Fessenheim Technocentre: a circular economy project for metals TFA

On May the 19th, Sfen organized a webinar on the project for a technocentre in Fessenheim. Designed by EDF and Orano, it aims to recover very low-level metallic materials starting in 2031.

Sfen wants to thank Olivier Giraud, Director of the Waste Sector Projects Line, Deconstruction and Waste Projects Department (DP2D – EDF), and Jean-Michel Romary, Dismantling and Waste Director (Orano) for their presentation, as well as Laurence Piketty, President of Technical Section 12 of Sfen (Dismantling and waste).

While French regulations considered waste to be radioactive not according to its radioactivity but its place of production, a decree now authorizes the recovery of metallic materials under certain conditions. The recovery of this VLL waste makes it possible to envisage the strengthening of a circular economy within the nuclear industry while preserving storage resources. As a reminder, VLL waste is managed by the National Agency for Radioactive Waste Management (Andra) and stored, since 2003, in a dedicated center, the Industrial Center for Consolidation, Warehousing, and Disposal (Cires), in the French department of Aube.

In France, two metal deposits with significant recovery issues have been identified: the diffusers and their circuits resulting from the dismantling of the Georges Besse enrichment plant at Orano Tricastin (recoverable part estimated at 136,000 tonnes) and the steam generators (SGs) from nuclear power plants (recoverable portion estimated at 100,000 tonnes), which are replaced during the exploitation of the reactor or removed during the dismantling operations. In addition, the producers estimate that 500,000 tons of very low-level radioactive metal waste, that are potentially recoverable, will be produced in France following the dismantling of the existing facilities.

The webinar is available in French on Sfen’s YouTube channel.

The project’s schedule

First, construction takes place at the Fessenheim site. One of the reasons put forward during the webinar is the voluntarism of the public authorities who are mobilizing for the preservation of industrial and nuclear jobs in the region despite the closure of the plant in 2020. Obtaining the building permit is now planned for 2026 and commissioning in 2031. Upstream, the public debate is planned for the period 2023-2024.

 How does it work?

Large components such as steam generators will be decontaminated, and valuable parts will be cut up and then melted into ingots.
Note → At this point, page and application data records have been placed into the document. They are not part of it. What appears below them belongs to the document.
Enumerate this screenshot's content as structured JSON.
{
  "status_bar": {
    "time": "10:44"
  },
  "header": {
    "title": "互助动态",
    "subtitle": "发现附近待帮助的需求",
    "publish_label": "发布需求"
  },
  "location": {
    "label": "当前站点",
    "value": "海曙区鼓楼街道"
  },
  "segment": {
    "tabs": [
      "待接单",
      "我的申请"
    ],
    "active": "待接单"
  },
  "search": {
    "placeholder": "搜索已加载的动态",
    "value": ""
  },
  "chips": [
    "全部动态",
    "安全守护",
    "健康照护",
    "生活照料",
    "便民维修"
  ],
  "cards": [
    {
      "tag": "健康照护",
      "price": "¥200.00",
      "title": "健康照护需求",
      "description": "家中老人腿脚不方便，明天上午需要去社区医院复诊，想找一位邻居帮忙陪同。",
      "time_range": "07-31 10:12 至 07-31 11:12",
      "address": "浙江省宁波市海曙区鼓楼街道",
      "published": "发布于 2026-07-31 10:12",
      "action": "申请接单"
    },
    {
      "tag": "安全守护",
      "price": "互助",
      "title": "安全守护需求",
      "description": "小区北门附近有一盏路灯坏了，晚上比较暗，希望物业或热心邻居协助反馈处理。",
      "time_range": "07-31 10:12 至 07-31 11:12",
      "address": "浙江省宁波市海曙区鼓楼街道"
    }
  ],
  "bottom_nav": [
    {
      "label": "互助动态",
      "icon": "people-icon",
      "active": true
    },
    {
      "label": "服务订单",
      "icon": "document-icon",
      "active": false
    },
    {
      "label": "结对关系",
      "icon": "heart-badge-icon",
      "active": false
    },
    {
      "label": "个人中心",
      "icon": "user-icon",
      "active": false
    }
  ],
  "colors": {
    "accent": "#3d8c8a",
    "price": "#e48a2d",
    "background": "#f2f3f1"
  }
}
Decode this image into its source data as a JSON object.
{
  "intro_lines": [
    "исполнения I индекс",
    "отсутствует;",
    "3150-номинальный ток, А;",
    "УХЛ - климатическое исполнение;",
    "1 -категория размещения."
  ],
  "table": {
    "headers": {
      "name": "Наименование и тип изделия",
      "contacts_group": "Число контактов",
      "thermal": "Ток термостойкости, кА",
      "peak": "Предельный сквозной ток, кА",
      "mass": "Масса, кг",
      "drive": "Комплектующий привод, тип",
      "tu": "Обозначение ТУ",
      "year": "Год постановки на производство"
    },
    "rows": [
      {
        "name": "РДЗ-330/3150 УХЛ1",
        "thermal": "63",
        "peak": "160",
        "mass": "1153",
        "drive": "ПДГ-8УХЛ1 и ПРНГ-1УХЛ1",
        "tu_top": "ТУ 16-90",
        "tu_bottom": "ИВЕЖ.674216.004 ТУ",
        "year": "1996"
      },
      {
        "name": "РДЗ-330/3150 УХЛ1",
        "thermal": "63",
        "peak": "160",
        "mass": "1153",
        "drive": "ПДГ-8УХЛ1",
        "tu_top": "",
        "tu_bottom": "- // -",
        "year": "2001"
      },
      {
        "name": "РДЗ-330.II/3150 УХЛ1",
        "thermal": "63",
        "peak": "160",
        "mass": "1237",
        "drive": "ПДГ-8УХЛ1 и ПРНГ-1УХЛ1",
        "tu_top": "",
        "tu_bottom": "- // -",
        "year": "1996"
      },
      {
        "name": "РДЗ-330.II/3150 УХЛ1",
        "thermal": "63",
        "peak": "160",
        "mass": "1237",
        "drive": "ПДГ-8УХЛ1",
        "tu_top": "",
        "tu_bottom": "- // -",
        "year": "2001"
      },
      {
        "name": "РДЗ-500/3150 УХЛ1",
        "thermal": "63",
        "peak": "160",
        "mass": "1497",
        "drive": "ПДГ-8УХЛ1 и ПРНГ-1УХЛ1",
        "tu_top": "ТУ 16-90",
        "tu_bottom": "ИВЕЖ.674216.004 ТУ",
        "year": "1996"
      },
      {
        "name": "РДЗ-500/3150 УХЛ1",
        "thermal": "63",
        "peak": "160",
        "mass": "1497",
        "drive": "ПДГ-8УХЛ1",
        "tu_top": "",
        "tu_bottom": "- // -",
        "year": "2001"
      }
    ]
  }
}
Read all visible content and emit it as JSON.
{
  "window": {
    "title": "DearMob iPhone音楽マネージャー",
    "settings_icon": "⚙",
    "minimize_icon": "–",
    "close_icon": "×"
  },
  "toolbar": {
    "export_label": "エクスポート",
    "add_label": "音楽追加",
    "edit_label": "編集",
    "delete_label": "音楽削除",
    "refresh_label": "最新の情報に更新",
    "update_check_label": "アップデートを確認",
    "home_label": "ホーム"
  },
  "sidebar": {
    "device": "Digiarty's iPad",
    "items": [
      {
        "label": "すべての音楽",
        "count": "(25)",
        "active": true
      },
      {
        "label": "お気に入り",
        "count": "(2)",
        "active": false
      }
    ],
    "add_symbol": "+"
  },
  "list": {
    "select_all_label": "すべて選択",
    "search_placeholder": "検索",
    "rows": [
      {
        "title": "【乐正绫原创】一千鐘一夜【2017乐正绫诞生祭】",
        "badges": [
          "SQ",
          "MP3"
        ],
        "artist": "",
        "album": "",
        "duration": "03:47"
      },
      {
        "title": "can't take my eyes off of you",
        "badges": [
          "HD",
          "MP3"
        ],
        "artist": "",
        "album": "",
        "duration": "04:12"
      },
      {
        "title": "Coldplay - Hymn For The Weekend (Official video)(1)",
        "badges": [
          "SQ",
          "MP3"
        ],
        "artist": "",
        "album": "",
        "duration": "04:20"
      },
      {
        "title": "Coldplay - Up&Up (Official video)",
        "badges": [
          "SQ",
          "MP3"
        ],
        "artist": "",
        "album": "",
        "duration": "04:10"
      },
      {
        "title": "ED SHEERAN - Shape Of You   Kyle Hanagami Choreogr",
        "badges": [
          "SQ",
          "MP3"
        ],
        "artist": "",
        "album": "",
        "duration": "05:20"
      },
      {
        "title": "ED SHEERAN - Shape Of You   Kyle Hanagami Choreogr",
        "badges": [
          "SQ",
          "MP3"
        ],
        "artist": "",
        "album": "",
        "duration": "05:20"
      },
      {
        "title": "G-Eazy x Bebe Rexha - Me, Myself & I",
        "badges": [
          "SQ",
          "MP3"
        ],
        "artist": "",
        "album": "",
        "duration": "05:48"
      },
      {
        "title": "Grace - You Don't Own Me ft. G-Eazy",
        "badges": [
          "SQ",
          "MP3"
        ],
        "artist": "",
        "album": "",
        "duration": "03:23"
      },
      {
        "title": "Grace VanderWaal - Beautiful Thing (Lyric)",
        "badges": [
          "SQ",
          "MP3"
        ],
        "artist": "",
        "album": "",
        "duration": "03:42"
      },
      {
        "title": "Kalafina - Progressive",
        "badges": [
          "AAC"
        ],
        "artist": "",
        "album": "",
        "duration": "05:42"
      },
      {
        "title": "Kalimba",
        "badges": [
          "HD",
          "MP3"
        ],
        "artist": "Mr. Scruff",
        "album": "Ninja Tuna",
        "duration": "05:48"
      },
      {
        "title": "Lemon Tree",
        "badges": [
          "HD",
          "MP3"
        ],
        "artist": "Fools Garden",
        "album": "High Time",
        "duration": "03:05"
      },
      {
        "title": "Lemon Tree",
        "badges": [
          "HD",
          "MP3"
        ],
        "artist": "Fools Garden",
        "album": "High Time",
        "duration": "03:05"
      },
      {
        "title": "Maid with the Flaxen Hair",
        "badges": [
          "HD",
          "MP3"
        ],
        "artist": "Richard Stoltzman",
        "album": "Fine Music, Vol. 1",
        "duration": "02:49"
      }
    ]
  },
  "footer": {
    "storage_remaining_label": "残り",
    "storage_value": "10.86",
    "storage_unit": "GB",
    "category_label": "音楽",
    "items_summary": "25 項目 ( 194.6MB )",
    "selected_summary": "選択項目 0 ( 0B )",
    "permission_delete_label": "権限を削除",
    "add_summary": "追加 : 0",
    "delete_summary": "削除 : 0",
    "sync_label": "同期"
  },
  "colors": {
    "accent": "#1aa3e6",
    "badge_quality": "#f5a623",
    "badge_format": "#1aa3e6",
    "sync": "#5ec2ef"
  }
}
Those that are not will be sent to the Industrial Center for Regrouping, Warehousing, and Storage (Cires) as is the case today. The metals already cut upstream will undergo a phase of control or even decontamination then they will be shaped into ingots in a melting furnace.

Who will own the ingots once recycled?

The owner of the waste is the one who sends the materials for decontamination. Once decontaminated, the ingots will be the property of the operator, probably a joint EDF/Orano company. ■

Published  on 1st June 2022

By Sfen

Photo credit – ©AFP – Sébastien Bozon